The White House budget ducks the biggest issue of our time: Social Security. John Batchelor on Obama’s missed opportunity. Plus, Eric Alterman on why the budget lets the right define the debate.
The Obama administration’s budget proposal for fiscal year 2012 does not provide any details about solving the most damaging threat to the future of the Republic: the unmanageable promises made by Social Security. When asked about the recommendations of the president’s own bipartisan commission report to confront the Social Security IED in the road ahead, the president’s remarks were both defensive and ambiguous. “The notion that’s it’s been shelved I think is incorrect. It [the commission report] still provides a framework for the conversation.”

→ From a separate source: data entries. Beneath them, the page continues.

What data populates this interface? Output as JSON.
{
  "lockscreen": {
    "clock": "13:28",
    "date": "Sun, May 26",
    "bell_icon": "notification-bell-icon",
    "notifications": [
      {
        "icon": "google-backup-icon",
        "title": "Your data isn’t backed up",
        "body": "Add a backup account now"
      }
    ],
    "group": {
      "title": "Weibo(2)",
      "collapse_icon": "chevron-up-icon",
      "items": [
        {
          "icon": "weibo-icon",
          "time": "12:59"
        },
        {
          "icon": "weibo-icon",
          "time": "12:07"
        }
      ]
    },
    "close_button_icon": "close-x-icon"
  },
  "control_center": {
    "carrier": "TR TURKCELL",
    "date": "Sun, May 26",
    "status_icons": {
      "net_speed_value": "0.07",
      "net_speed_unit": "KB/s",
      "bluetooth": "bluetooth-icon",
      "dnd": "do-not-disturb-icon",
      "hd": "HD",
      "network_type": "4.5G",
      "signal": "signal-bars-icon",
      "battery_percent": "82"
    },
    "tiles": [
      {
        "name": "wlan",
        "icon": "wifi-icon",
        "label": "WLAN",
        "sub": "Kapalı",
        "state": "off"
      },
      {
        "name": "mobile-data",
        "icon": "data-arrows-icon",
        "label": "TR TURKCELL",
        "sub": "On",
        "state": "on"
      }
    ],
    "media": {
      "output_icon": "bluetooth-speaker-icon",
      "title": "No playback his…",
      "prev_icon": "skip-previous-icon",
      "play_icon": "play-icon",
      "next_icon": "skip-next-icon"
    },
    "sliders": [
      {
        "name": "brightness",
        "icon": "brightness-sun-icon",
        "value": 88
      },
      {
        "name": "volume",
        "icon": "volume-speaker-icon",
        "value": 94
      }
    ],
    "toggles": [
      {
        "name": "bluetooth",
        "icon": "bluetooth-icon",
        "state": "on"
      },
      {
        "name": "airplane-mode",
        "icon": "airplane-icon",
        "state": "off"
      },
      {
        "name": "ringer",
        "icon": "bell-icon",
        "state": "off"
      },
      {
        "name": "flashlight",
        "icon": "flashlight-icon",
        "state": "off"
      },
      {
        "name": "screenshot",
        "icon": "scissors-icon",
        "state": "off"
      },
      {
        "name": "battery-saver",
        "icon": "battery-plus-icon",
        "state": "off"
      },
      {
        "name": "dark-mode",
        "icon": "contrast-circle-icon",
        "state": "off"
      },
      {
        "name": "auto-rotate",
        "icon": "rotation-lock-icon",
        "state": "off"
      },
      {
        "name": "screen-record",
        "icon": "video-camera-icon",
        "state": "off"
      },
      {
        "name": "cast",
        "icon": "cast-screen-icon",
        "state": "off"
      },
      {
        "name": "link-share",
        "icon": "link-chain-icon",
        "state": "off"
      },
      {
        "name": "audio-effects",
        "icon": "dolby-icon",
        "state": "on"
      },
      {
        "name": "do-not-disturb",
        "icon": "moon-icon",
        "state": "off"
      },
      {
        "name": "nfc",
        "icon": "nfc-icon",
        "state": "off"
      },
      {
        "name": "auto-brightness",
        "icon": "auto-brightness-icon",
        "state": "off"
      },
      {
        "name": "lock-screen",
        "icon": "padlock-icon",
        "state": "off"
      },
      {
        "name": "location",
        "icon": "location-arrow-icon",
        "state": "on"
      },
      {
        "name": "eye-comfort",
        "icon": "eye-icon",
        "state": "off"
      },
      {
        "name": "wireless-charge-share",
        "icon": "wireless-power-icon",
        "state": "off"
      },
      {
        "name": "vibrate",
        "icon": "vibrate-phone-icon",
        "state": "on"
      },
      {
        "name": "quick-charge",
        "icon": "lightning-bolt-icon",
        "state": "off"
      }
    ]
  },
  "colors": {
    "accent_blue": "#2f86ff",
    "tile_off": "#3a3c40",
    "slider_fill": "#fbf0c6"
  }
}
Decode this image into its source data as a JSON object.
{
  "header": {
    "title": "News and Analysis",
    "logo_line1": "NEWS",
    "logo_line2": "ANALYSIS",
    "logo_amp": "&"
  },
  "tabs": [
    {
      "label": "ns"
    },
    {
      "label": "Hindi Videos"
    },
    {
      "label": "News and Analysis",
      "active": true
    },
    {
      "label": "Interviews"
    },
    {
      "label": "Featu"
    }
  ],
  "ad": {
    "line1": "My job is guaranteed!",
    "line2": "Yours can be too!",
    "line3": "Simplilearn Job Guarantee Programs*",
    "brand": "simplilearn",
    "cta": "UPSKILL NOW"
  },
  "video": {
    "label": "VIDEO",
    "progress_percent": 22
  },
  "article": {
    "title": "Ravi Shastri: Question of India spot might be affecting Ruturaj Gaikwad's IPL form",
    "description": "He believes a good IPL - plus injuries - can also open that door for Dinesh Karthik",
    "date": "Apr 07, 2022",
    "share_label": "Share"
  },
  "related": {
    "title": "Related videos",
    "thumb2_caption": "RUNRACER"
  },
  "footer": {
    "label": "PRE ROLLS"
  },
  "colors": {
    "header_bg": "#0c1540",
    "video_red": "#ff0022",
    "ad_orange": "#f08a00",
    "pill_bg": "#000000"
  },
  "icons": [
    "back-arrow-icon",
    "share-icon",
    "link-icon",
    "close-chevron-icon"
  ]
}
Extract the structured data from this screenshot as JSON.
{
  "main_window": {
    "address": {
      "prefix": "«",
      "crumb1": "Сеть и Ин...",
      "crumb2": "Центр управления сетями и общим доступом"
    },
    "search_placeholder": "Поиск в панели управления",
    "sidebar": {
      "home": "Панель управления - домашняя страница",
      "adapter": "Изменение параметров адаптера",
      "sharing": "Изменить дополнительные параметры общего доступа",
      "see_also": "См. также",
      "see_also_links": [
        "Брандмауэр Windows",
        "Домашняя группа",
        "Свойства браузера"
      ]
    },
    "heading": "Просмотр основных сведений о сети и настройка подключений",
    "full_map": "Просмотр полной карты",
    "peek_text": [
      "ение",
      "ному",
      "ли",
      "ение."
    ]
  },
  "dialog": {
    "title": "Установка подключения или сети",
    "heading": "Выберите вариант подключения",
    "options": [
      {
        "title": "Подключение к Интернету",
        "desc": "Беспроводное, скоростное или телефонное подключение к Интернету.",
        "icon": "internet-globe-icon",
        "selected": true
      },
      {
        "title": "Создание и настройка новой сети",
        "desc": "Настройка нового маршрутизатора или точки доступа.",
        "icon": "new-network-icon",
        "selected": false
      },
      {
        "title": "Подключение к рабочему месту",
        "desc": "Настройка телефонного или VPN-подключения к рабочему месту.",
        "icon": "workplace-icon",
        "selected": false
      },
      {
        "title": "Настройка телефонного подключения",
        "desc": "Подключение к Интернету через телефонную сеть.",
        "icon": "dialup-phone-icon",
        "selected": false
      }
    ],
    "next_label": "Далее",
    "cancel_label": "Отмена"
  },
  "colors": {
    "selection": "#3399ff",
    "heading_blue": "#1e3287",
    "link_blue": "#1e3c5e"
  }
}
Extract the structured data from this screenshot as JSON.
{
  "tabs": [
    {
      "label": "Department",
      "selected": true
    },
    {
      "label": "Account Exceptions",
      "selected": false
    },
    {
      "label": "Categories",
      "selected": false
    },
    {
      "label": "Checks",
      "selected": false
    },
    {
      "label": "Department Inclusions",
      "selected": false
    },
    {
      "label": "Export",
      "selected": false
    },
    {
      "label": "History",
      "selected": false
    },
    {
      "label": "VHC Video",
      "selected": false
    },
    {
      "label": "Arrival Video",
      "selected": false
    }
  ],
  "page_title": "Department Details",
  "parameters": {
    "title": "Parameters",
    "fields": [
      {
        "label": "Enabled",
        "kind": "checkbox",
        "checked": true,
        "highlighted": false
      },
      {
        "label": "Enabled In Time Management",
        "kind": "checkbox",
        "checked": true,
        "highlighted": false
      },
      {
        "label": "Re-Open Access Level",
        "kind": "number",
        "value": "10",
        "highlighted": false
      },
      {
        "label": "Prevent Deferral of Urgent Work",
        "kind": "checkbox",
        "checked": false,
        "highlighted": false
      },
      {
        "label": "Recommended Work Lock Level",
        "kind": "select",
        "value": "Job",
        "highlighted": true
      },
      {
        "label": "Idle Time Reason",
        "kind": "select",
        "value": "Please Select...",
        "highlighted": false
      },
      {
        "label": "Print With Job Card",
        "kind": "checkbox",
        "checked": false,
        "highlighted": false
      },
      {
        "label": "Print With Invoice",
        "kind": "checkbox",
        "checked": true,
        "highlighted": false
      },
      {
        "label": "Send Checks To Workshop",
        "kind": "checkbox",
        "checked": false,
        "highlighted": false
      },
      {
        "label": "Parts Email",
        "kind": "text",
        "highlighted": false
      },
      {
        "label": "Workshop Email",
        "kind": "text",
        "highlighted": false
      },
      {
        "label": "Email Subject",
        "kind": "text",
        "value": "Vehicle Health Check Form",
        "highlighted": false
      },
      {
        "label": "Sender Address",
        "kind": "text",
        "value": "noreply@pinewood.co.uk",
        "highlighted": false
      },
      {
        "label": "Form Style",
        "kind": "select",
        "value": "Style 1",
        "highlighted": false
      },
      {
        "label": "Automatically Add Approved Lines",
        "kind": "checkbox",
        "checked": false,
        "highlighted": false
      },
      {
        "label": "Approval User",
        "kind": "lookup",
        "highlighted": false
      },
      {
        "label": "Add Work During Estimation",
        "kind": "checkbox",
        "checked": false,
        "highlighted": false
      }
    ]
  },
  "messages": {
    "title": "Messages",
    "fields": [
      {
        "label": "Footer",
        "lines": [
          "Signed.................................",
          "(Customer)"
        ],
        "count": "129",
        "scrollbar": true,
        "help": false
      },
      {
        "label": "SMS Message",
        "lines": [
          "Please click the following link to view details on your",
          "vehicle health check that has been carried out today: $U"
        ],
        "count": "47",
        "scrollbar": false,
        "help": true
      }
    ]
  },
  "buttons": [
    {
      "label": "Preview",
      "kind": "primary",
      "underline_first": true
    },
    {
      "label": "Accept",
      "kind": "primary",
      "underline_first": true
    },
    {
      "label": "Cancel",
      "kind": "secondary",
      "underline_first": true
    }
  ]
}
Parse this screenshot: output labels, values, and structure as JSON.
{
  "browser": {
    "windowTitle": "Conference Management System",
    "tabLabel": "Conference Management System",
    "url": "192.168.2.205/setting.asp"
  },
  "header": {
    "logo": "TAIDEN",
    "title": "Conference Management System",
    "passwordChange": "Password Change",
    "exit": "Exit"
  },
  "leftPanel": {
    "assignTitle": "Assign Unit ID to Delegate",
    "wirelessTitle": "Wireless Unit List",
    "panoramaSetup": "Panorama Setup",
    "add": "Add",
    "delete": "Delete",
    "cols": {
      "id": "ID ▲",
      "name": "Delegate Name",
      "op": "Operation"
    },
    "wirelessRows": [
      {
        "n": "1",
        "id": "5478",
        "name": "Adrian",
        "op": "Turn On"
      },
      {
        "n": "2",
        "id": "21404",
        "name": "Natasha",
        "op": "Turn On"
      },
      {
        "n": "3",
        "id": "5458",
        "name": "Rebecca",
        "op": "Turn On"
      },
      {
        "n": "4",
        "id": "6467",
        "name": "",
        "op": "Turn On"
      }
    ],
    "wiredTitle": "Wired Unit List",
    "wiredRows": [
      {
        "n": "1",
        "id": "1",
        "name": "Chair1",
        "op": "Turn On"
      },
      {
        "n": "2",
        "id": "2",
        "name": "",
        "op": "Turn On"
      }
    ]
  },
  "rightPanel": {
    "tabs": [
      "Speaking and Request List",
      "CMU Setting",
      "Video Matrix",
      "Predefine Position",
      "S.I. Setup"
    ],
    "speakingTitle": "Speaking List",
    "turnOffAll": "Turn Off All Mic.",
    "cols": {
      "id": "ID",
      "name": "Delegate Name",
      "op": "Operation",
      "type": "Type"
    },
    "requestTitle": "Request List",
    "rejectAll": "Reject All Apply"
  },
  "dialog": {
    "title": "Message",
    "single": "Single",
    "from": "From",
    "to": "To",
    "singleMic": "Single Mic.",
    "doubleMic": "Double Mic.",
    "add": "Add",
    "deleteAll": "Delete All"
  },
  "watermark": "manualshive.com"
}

My conversations with two different analysts of the Obama administration's budget suggest that the president has issued a document that does not even acknowledge there is a disaster ahead. Charles Blahous, author of Social Security: The Unfinished Work, told me that the White House ignored all three choices it was considering for starting a solution for Social Security first: raising the ceiling on wages subject to Social Security tax; second, altering the annual inflation calculator for benefits so that the check for the retired rises more slowly; and the slightest of patches, adding state and local municipal employees to the Social Security pool. Blahous also said that the White House did not recognize the known catastrophe that is built into the population, that the baby boomers in retirement will drain and beggar the nation’s treasury and make the younger workers into indentured servants.
My conversations with two different analysts of the Obama administration's budget suggest that the president has issued a document that does not even acknowledge there is a disaster ahead.
Jodi Schneider, a tax policy editor at Bloomberg News, told me that, with regard the entitlement dangers, it is fairest to call the president’s budget “timid.” I go a step farther. The president’s budget is more selfishness from the baby boomer generations, 1946 to 1964. The president is at the end of this pig in the python of the cohorts, while I am at the front. Yet the formula remains that this is the baby boomers' problem to solve and cannot be left to our children and grandchildren. President Obama know this, so does the Congress. At present, my generation shows cowardice. Someday all of us boomers will be gone into history, and I want the record for my children to include the observation, “Paid in full.”
John Batchelor is radio host of the John Batchelor Show in New York, Washington, D.C., San Francisco, and Los Angeles. Follow John on Facebook, Twitter, and Youtube.